*** RECORDS SUPPLIED Section Begins ***

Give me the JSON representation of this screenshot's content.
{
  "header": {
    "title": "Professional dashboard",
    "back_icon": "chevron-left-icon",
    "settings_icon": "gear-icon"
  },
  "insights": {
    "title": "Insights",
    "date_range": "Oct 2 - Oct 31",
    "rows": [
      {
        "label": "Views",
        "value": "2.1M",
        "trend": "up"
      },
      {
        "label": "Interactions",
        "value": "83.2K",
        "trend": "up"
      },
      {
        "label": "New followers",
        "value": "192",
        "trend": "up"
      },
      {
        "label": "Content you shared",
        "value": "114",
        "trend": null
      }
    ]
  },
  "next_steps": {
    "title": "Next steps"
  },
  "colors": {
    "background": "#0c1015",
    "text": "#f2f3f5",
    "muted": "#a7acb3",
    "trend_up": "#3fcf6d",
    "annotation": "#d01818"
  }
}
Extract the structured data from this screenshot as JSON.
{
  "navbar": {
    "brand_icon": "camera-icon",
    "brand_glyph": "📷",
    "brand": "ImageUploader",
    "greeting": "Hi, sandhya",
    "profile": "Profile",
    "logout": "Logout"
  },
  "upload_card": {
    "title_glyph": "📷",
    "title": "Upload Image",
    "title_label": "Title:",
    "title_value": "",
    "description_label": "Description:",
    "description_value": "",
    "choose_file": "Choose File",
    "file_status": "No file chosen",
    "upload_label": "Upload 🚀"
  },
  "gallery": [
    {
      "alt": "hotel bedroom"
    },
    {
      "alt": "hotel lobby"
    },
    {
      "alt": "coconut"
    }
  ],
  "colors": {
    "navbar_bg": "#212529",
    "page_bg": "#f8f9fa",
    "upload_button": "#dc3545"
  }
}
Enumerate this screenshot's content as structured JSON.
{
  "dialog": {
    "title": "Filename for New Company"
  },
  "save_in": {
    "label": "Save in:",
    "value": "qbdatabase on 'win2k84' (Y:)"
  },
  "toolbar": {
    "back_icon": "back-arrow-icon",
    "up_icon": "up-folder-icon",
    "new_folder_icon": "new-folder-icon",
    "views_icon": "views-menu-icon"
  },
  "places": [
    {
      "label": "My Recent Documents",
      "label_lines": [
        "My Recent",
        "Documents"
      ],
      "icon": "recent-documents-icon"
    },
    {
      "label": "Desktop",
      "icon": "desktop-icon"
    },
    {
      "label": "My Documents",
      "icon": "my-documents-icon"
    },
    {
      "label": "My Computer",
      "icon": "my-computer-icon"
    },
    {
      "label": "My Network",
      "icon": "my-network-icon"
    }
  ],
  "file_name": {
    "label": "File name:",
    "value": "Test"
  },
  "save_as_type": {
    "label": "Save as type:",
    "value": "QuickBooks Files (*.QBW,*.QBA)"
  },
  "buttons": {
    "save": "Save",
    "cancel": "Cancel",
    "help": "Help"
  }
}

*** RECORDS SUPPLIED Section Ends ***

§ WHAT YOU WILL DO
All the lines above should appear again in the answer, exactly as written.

§ SOLVED EXERCISE
Give me the JSON representation of this screenshot's content.
{
  "header": {
    "title": "Professional dashboard",
    "back_icon": "chevron-left-icon",
    "settings_icon": "gear-icon"
  },
  "insights": {
    "title": "Insights",
    "date_range": "Oct 2 - Oct 31",
    "rows": [
      {
        "label": "Views",
        "value": "2.1M",
        "trend": "up"
      },
      {
        "label": "Interactions",
        "value": "83.2K",
        "trend": "up"
      },
      {
        "label": "New followers",
        "value": "192",
        "trend": "up"
      },
      {
        "label": "Content you shared",
        "value": "114",
        "trend": null
      }
    ]
  },
  "next_steps": {
    "title": "Next steps"
  },
  "colors": {
    "background": "#0c1015",
    "text": "#f2f3f5",
    "muted": "#a7acb3",
    "trend_up": "#3fcf6d",
    "annotation": "#d01818"
  }
}
Extract the structured data from this screenshot as JSON.
{
  "navbar": {
    "brand_icon": "camera-icon",
    "brand_glyph": "📷",
    "brand": "ImageUploader",
    "greeting": "Hi, sandhya",
    "profile": "Profile",
    "logout": "Logout"
  },
  "upload_card": {
    "title_glyph": "📷",
    "title": "Upload Image",
    "title_label": "Title:",
    "title_value": "",
    "description_label": "Description:",
    "description_value": "",
    "choose_file": "Choose File",
    "file_status": "No file chosen",
    "upload_label": "Upload 🚀"
  },
  "gallery": [
    {
      "alt": "hotel bedroom"
    },
    {
      "alt": "hotel lobby"
    },
    {
      "alt": "coconut"
    }
  ],
  "colors": {
    "navbar_bg": "#212529",
    "page_bg": "#f8f9fa",
    "upload_button": "#dc3545"
  }
}
Enumerate this screenshot's content as structured JSON.
{
  "dialog": {
    "title": "Filename for New Company"
  },
  "save_in": {
    "label": "Save in:",
    "value": "qbdatabase on 'win2k84' (Y:)"
  },
  "toolbar": {
    "back_icon": "back-arrow-icon",
    "up_icon": "up-folder-icon",
    "new_folder_icon": "new-folder-icon",
    "views_icon": "views-menu-icon"
  },
  "places": [
    {
      "label": "My Recent Documents",
      "label_lines": [
        "My Recent",
        "Documents"
      ],
      "icon": "recent-documents-icon"
    },
    {
      "label": "Desktop",
      "icon": "desktop-icon"
    },
    {
      "label": "My Documents",
      "icon": "my-documents-icon"
    },
    {
      "label": "My Computer",
      "icon": "my-computer-icon"
    },
    {
      "label": "My Network",
      "icon": "my-network-icon"
    }
  ],
  "file_name": {
    "label": "File name:",
    "value": "Test"
  },
  "save_as_type": {
    "label": "Save as type:",
    "value": "QuickBooks Files (*.QBW,*.QBA)"
  },
  "buttons": {
    "save": "Save",
    "cancel": "Cancel",
    "help": "Help"
  }
}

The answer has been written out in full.